By James Ward, PA
Irish people will be able to once again travel to other EU member states from July 19th, the Government has confirmed.
Ireland will broadly implement the EU’s digital Covid certificate from July 19th, facilitating travel between EU member states, Norway, Switzerland, Liechtenstein and Iceland.
The digital Covid certificate will facilitate free movement in the EU for people who have been vaccinated or can provide a negative PCR test taken 72 hours prior to arrival.
However, restrictions will remain in place for Great Britain and the US.
Minister for Transport Eamon Ryan said: “By the 19th of July, we will remove the ban on non-essential travel.
“We will also fully implement the digital Covid cert, which means that anyone coming from an EU country who has been vaccinated, or has recovered from Covid, or can show a negative PCR test, will be able to move here freely, come back home freely.”
Children who are not vaccinated or have not recovered from Covid will still need a PCR test to travel.
Mr Ryan said the return of international travel was not without risk, noting that variants of concerns could cause case numbers to rise.
“We have to be careful as we make this transition,” he said.
Similar restrictions will be in place for non-EU countries or “third countries”, which will include the US and the UK.
Mr Ryan said that while the UK is a “very close and important neighbour to us”, concerns remain about the Indian variant, which has become the dominant strain there.
He added: “We will require people arriving from Great Britain to self-quarantine at home unless they have been fully vaccinated.
We are looking forward to a really positive summer. I hope some of our population enjoys all that an Irish summer can offer – others will enjoy a holiday abroad or reconnecting with friends and family overseas, and I hope we will welcome tourists back as well.
— Eamon Ryan (@EamonRyan) May 28, 2021
“We will keep this under review and I hope later this summer we will be able to open up further to the common travel area, that we have the privilege of sharing with the United Kingdom.
“Mandatory auto quarantine will be retained for what we expect to be a very small number of countries and will only be used in relation to variants of concern.”
An “emergency brake” system will apply to non-EU/EEA countries, designed to allow a swift response to the emergence of a variant of concern or variant of interest.
Government advice will be to avoid travel to a country where the emergency brake has been applied.
A passenger arriving from a country where the emergency brake has been applied will have to undergo mandatory hotel quarantine, if they cannot provide valid proof that they have been vaccinated.
The approach to travel outside the EU/EEA will also apply to travel to and from Great Britain and the US.
Sinn Féin response
Sinn Féin leader Mary Lou McDonald welcomed the return of international travel in mid-July but warned it has to be done safely.
“I’m sure we are all breathing a huge sigh of relief that at last we are going to regain some of the freedom that we had lost for such a long time,” Ms McDonald told RTÉ.

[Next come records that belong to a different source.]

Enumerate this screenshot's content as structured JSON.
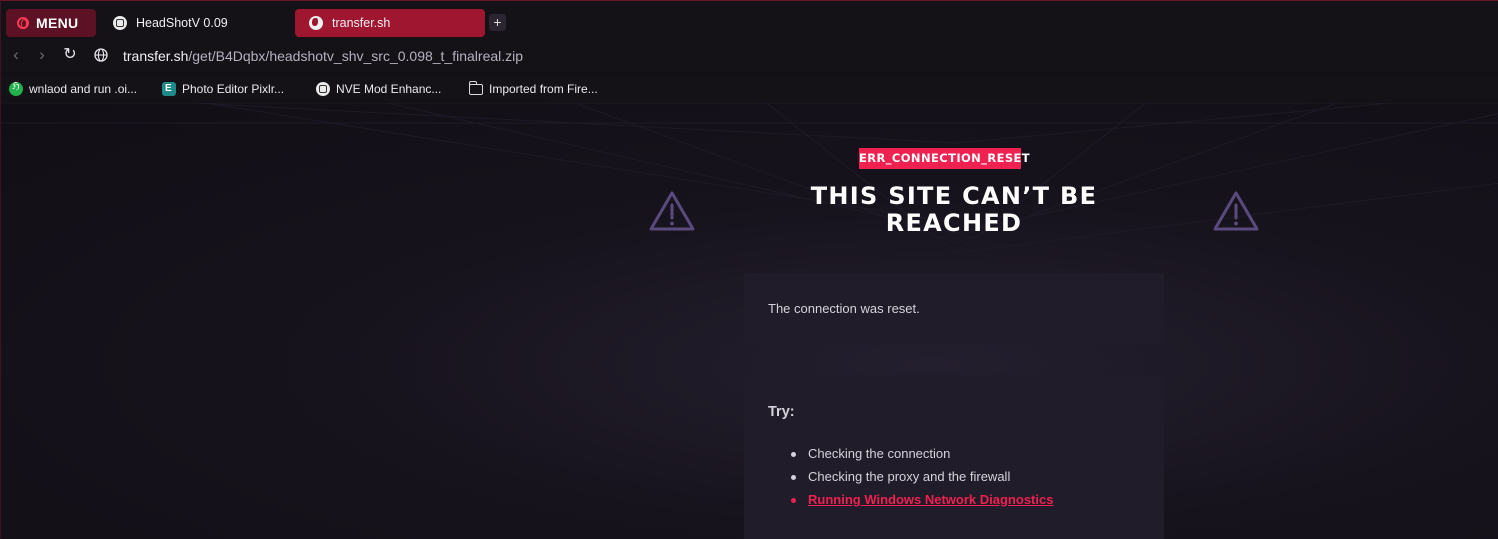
{
  "browser": {
    "menu_label": "MENU",
    "tabs": [
      {
        "title": "HeadShotV 0.09",
        "icon": "chatgpt-icon",
        "active": false
      },
      {
        "title": "transfer.sh",
        "icon": "globe-icon",
        "active": true
      }
    ],
    "new_tab_label": "+",
    "address": {
      "host": "transfer.sh",
      "path": "/get/B4Dqbx/headshotv_shv_src_0.098_t_finalreal.zip"
    },
    "bookmarks": [
      {
        "label": "wnlaod and run .oi...",
        "icon": "script-icon"
      },
      {
        "label": "Photo Editor Pixlr...",
        "icon": "pixlr-icon"
      },
      {
        "label": "NVE Mod Enhanc...",
        "icon": "chatgpt-icon"
      },
      {
        "label": "Imported from Fire...",
        "icon": "folder-icon"
      }
    ]
  },
  "error_page": {
    "code": "ERR_CONNECTION_RESET",
    "title": "THIS SITE CAN’T BE REACHED",
    "message": "The connection was reset.",
    "try_heading": "Try:",
    "suggestions": [
      "Checking the connection",
      "Checking the proxy and the firewall",
      "Running Windows Network Diagnostics"
    ]
  },
  "colors": {
    "accent": "#ee2150",
    "active_tab": "#9e1630",
    "menu_bg": "#5c1224",
    "background": "#120f17",
    "card": "#211c29",
    "warning_icon": "#5b4a7e"
  }
}
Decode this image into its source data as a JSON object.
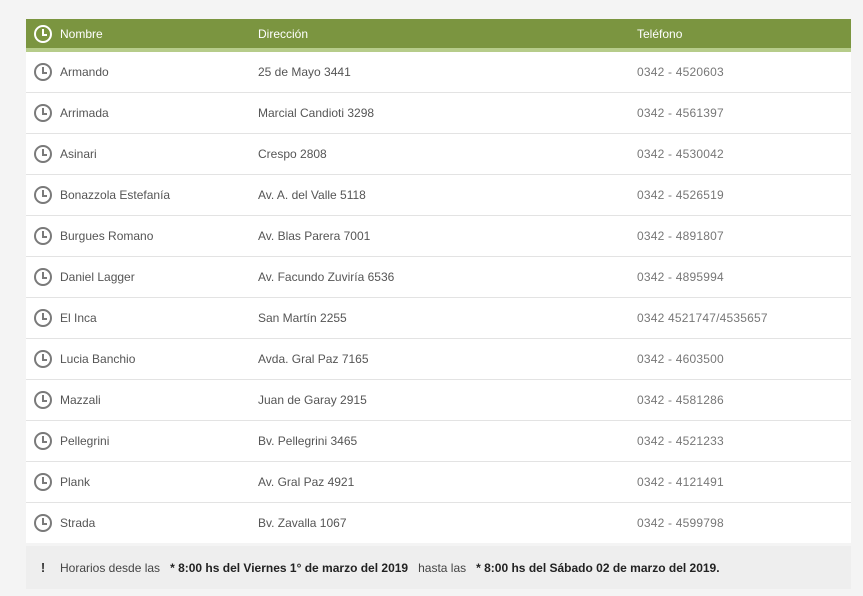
{
  "header": {
    "name": "Nombre",
    "address": "Dirección",
    "phone": "Teléfono"
  },
  "rows": [
    {
      "name": "Armando",
      "address": "25 de Mayo 3441",
      "phone": "0342 - 4520603"
    },
    {
      "name": "Arrimada",
      "address": "Marcial Candioti 3298",
      "phone": "0342 - 4561397"
    },
    {
      "name": "Asinari",
      "address": "Crespo 2808",
      "phone": "0342 - 4530042"
    },
    {
      "name": "Bonazzola Estefanía",
      "address": "Av. A. del Valle 5118",
      "phone": "0342 - 4526519"
    },
    {
      "name": "Burgues Romano",
      "address": "Av. Blas Parera 7001",
      "phone": "0342 - 4891807"
    },
    {
      "name": "Daniel Lagger",
      "address": "Av. Facundo Zuviría 6536",
      "phone": "0342 - 4895994"
    },
    {
      "name": "El Inca",
      "address": "San Martín 2255",
      "phone": "0342 4521747/4535657"
    },
    {
      "name": "Lucia Banchio",
      "address": "Avda. Gral Paz 7165",
      "phone": "0342 - 4603500"
    },
    {
      "name": "Mazzali",
      "address": "Juan de Garay 2915",
      "phone": "0342 - 4581286"
    },
    {
      "name": "Pellegrini",
      "address": "Bv. Pellegrini 3465",
      "phone": "0342 - 4521233"
    },
    {
      "name": "Plank",
      "address": "Av. Gral Paz 4921",
      "phone": "0342 - 4121491"
    },
    {
      "name": "Strada",
      "address": "Bv. Zavalla 1067",
      "phone": "0342 - 4599798"
    }
  ],
  "footer": {
    "mark": "!",
    "from_label": "Horarios desde las",
    "from_value": "* 8:00 hs del Viernes 1° de marzo del 2019",
    "to_label": "hasta las",
    "to_value": "* 8:00 hs del Sábado 02 de marzo del 2019."
  },
  "icons": {
    "header": "clock-icon",
    "row": "clock-icon"
  },
  "colors": {
    "header_bg": "#7b9540",
    "header_stripe": "#b6cc8a",
    "footer_bg": "#eeeeee"
  }
}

“Of course at some stage non-essential travel has to resume, the issue here is that it’s done safely.
“Over the last year and more we’ve had many long, hard debates around the use of quarantine, the very necessary use of quarantine, to keep the population safe.
“It needs to be held on reserve, as a public health measure, to be deployed to keep people safe.
“We need to follow the public health advice, of course travelling has to resume at some stage, we can’t live in splendid isolation.
“But just be clear, it always has to be in the context of keeping people safe and being aware that the virus is still out there, and there are some really, really nasty variants.”
Responding to the news, Aer Lingus welcomed the plan but was critical of the delay in the resumption of the common travel area with Great Britain and the failure to introduce rapid antigen testing for travel.
A spokesperson said: “Flying schedules will be a fraction of normal levels for some time to come.
“While Aer Lingus welcomes the easing of travel restrictions announced today, it will not facilitate a significant level of travel to and from Ireland during the critical summer months of 2021.
“It is also disappointing that the reopening of the common travel area is delayed and that EU-approved rapid antigen testing has not been approved as a standard of pre-departure testing.”
The airline said it is facing significant restructuring to rebuild its network and financial strength following the pandemic.